[Records for the task Boundary: Start]
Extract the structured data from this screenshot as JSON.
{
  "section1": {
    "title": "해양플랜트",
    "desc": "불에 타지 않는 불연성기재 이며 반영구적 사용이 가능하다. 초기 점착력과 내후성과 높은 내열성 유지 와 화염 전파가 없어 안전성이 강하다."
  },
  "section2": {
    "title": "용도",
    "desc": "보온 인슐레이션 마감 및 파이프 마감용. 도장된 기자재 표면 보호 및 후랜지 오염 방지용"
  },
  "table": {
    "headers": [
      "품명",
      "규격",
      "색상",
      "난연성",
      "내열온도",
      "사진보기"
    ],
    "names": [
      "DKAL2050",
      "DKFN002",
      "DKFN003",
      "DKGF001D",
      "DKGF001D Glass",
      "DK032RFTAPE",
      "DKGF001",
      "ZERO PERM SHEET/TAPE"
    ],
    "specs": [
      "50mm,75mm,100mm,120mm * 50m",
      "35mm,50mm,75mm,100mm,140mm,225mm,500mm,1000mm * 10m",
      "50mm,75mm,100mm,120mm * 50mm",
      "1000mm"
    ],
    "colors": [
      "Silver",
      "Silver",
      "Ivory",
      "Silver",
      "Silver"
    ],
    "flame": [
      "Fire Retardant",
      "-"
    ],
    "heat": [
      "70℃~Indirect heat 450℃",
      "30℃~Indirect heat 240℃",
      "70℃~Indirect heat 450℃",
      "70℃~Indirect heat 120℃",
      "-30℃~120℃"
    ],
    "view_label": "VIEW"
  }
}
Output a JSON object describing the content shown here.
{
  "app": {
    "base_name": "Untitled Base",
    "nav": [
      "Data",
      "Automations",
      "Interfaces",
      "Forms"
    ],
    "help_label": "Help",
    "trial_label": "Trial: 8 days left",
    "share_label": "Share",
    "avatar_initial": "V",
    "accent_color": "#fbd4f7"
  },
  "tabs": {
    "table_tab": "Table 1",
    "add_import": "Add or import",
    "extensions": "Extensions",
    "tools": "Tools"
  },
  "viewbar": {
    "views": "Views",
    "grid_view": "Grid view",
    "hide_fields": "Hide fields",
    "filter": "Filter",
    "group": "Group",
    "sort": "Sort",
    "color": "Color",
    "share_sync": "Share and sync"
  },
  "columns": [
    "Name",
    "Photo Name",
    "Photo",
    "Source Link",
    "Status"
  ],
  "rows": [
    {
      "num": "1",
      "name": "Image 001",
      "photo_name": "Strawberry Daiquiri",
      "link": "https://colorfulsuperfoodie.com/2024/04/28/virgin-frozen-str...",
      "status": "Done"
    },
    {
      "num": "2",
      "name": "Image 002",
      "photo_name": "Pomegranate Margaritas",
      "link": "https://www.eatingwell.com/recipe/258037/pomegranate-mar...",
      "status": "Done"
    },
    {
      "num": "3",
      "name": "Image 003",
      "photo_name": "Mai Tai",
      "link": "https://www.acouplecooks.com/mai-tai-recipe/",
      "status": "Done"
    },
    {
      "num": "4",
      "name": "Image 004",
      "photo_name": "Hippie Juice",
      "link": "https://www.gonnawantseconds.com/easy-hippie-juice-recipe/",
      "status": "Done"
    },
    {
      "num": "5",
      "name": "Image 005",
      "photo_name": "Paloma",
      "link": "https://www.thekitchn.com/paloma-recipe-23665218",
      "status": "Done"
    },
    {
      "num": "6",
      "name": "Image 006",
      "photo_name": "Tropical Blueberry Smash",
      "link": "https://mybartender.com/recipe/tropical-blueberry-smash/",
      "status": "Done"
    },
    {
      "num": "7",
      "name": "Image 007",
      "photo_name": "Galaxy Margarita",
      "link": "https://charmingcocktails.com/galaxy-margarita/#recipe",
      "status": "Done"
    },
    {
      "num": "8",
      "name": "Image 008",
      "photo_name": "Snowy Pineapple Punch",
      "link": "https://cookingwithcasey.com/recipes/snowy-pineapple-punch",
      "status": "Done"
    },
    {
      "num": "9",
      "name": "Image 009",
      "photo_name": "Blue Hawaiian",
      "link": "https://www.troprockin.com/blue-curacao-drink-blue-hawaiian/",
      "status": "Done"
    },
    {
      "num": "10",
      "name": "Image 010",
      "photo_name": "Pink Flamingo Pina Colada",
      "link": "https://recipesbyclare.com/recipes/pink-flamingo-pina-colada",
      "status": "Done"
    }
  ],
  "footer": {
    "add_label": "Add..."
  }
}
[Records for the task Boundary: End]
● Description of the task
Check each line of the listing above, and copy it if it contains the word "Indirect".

● Response to the exercise
      "70℃~Indirect heat 450℃",
      "30℃~Indirect heat 240℃",
      "70℃~Indirect heat 450℃",
      "70℃~Indirect heat 120℃",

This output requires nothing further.